What they seldom seem to be doing is adjusting their speed downward enough to avoid a collision with a person exiting a vehicle. Just last weekend a rider on a bike blew past me (another bicycle) on Damen Avenue while I was stopped at a 4-way stop intersection despite the fact that pedestrians were in the walkway. it was senseless but that is the reality of Wicker Park and instead of going to the source of the problem (a lack of training on how to ride in this kind of situation) the burden is being placed on the tax payers to pony up for more PBLs which will may solve the problem of driver side door collisions but will not fix the scofflaw issues that are created when an impatient and frankly undeserving populace of riders on brakeless bikes ride like daredevils.

The place where I take umbrage with John is over the notion that this “epidemic” is somehow like an outbreak of influenza.

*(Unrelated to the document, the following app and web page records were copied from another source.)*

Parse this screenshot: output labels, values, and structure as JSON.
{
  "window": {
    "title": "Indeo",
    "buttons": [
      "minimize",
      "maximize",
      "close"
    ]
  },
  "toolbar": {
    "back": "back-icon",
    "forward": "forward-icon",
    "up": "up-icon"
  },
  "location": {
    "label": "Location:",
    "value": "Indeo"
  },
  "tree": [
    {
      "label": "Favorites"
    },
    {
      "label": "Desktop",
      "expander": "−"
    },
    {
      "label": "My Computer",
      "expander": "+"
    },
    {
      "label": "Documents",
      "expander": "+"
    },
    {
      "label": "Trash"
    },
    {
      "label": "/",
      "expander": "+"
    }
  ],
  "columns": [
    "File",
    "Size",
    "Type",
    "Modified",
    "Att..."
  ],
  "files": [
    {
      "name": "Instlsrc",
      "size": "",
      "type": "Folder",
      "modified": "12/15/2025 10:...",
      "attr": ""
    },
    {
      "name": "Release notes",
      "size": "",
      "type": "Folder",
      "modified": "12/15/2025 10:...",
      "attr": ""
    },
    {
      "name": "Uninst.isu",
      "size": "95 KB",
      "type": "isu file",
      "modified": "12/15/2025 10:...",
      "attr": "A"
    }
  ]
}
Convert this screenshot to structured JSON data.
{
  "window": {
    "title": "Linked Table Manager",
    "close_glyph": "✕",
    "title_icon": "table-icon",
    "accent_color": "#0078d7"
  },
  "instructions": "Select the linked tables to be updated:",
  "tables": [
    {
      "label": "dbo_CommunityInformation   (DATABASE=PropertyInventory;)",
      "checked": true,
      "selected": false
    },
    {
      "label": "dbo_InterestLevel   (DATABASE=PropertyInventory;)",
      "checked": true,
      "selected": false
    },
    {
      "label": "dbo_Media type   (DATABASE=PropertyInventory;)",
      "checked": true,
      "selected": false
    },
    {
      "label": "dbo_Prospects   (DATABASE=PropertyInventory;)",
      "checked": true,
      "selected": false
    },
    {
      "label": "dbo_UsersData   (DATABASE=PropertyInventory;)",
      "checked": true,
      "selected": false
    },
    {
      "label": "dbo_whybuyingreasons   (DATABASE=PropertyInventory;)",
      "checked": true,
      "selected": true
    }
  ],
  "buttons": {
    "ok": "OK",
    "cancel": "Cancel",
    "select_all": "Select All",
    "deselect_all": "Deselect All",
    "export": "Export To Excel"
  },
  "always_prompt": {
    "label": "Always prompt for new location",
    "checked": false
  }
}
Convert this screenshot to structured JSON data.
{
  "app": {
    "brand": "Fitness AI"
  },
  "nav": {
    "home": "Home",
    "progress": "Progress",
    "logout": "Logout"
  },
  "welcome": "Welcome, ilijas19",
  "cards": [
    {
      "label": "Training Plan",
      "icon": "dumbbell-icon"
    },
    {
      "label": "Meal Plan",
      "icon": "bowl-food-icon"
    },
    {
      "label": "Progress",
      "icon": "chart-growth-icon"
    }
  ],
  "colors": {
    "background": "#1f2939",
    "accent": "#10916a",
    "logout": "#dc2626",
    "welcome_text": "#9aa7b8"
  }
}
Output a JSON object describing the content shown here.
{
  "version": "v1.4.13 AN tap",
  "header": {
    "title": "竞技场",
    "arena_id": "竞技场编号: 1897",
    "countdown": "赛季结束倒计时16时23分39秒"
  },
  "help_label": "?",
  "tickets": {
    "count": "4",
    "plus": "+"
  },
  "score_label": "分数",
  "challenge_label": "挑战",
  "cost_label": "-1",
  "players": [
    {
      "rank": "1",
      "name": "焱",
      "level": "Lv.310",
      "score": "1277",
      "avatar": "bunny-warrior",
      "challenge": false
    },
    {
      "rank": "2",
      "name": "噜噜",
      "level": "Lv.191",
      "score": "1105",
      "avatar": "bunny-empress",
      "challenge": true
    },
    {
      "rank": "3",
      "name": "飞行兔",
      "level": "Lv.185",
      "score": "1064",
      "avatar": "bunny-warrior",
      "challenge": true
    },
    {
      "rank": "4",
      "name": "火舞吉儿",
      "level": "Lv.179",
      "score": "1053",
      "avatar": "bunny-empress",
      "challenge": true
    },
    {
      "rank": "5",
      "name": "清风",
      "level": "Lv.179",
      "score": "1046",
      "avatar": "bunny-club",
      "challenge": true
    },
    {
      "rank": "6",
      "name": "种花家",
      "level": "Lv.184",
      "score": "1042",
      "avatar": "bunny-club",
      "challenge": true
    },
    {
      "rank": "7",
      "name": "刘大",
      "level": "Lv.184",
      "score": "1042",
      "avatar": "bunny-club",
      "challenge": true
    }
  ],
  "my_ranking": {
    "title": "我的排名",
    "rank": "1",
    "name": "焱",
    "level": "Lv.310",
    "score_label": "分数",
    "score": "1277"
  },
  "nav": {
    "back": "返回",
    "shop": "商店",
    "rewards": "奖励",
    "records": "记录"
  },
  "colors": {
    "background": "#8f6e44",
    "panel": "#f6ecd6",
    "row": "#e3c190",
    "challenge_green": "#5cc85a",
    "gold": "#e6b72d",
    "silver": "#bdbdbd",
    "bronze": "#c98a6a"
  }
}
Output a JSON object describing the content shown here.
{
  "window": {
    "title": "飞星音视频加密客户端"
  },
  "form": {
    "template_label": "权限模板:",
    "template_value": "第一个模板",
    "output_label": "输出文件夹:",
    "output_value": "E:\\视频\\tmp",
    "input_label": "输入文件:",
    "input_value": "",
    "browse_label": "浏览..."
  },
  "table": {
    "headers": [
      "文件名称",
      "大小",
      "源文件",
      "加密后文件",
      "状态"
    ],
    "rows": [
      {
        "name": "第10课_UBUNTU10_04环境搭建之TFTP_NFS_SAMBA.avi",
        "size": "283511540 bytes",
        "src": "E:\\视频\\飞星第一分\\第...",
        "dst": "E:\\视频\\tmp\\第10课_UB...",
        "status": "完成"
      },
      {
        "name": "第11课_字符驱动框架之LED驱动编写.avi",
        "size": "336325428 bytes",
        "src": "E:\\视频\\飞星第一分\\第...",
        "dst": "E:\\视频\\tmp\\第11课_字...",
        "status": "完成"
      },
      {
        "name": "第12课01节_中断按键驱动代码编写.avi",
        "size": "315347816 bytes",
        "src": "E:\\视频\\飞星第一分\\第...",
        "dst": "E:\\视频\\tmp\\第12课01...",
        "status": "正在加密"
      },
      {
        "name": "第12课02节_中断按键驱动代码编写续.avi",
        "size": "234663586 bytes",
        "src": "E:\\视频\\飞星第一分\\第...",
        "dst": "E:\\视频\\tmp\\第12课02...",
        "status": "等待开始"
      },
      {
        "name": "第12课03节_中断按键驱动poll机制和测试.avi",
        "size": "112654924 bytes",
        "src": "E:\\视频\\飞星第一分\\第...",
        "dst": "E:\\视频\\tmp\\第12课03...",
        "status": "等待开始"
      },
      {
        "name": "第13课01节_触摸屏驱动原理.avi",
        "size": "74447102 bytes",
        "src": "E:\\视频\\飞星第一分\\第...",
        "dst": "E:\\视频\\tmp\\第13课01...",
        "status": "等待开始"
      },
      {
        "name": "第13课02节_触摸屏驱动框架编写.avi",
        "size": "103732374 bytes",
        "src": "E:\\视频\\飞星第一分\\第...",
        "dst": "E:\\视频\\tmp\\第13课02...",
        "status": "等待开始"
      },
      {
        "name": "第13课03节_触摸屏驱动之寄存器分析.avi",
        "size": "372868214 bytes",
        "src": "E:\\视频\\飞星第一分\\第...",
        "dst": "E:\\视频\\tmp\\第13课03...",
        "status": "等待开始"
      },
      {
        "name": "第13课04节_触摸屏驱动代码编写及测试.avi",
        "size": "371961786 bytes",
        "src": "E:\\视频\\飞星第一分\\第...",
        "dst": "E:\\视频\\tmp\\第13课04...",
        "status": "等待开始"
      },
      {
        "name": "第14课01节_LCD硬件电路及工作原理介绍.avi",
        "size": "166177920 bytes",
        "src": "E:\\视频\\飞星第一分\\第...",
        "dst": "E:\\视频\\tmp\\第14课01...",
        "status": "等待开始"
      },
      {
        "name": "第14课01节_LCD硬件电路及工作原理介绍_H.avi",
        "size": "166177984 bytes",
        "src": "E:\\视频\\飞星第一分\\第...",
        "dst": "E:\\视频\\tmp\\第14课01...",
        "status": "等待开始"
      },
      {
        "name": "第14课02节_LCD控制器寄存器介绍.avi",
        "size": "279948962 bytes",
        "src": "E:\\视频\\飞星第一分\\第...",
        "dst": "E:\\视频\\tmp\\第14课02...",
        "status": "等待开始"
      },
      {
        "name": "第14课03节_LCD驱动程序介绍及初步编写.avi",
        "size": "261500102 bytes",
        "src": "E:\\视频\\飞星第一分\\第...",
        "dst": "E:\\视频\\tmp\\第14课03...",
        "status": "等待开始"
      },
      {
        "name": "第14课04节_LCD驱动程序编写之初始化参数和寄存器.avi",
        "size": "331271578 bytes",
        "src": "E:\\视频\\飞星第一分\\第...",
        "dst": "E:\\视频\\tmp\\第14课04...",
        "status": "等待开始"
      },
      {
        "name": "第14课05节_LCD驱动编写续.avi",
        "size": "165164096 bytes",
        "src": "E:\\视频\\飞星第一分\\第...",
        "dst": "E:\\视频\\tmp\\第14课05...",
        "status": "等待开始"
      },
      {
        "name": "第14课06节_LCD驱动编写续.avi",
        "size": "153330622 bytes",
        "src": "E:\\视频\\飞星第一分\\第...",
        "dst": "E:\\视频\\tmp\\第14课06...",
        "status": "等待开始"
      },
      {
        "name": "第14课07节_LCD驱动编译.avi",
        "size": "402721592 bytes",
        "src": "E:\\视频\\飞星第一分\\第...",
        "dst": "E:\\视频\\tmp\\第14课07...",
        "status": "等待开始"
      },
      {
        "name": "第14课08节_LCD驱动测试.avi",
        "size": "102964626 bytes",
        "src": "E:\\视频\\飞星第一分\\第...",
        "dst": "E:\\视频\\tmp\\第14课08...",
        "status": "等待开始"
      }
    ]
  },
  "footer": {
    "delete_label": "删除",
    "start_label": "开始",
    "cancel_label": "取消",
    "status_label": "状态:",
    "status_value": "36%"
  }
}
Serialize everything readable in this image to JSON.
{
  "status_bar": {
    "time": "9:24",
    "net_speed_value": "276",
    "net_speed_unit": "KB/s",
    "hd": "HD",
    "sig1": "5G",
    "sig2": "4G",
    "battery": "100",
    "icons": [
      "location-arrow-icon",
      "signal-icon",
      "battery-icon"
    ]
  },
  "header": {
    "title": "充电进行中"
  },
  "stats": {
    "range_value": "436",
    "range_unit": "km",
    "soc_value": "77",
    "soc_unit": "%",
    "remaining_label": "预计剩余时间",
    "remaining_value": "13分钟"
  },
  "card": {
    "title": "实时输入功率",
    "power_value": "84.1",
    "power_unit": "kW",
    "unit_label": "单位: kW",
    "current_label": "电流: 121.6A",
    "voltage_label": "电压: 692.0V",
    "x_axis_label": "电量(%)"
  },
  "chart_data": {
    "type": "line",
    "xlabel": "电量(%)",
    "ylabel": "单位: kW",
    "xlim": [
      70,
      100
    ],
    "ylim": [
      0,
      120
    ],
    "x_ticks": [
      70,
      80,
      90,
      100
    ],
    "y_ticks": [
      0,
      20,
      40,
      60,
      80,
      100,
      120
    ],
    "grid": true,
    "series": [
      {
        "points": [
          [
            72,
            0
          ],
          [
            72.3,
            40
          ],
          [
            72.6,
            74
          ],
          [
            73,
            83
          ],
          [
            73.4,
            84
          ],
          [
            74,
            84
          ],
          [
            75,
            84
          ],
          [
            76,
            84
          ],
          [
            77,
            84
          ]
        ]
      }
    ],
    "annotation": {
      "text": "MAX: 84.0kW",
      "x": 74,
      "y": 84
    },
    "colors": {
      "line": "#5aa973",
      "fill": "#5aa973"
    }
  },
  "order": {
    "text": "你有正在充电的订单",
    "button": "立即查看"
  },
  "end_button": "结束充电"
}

It is not. It is as controllable as ever HIV was. Human behavior dictates whether a bicycle rider will fly past automobiles at speeds that make it impossible for him to avoid a collision should it begin. And about the only response that we will ever get out of the Urban Cycling Community is yet another maudlin display of emotion because one of their own was stupid enough to ignore the physics of riding in this situation.

The Unspoken Truth About Milwaukee

There was a celebration of the fact that a link between Dearborn-Kinzie-Milwaukee-Elston was recently established. The reason Elston was chosen is because Milwaukee is too narrow to put in a PBL without removing at least one lane of parking on the street. If you have ever visited the area you know that its lifeblood is traffic of all sorts. So for good reason the merchants along this stretch are reluctant to remove parking.

This is an area with lots of out-of-town traffic. It is the new Bohemian section of town. But the sentiments of the folks who live here are anything but open to cars of any type. And that frankly is a shame. Cyclists are going to have to get off their “I want it now or I’ll hold my breath until I turn blue” kick. We are rapidly racing towards a time when a new Presidential election could turn the tide for the other side. We do not need hastily installed crappy lanes like the many we already have. I’m sorry but I would never have the guys who installed many of these lanes across the city do work on my home. I am not anxious enough about “getting something, anything done” to take inferior workmanship.

We need leaders who have the vision to put in something that is as marvelous as the new Cultural Trail in downtown Indianapolis.

What we do not need are “trigger happyactivists and journalists more concerned about the number of miles of bicycle infrastructure rather than their quality of installation and beauty. Sometimes it appears that the same folks that paved over the suburbs 50 years ago are hard at work trying to paint every lane green and ram into place as many PVC bollard as possible, all under the misguided notion that doing so will somehow “save the planet“. That is pure poppycock and even if they don’t know that they should.

We Need Responsible Journalism Not Yellow

It is time to stop the mistaken notion that attacking your critics is the best way to move forward with the installation of bicycle infrastructure. Critics are helpful because in trying to refute their arguments you are forced to stop gulping the “Kool-Aid” and asking the hard questions. There is nothing about the plans we have for Chicago at the moment that could not be improved upon and Indianapolis with limited funds and population has proved this in a very big way.

But if the folks at GridChicago and StreetsBlog are intent on titillating their audience fine. But that is hardly a reasonable tradeoff for the intensely probing examination of everything we are doing. Never be afraid to step on the toes of the Cycling Advocacy Establishment. They have a vested interest in keeping the churning going on. They are a bit like the guys who sell you stocks and then keep asking you to sell those shares to buy some others that are on the way up.

The salespersons make money regardless of the overall trend of your portfolio. Keep that fact in mind and you should be able to spot the “big lie” from a far ways off.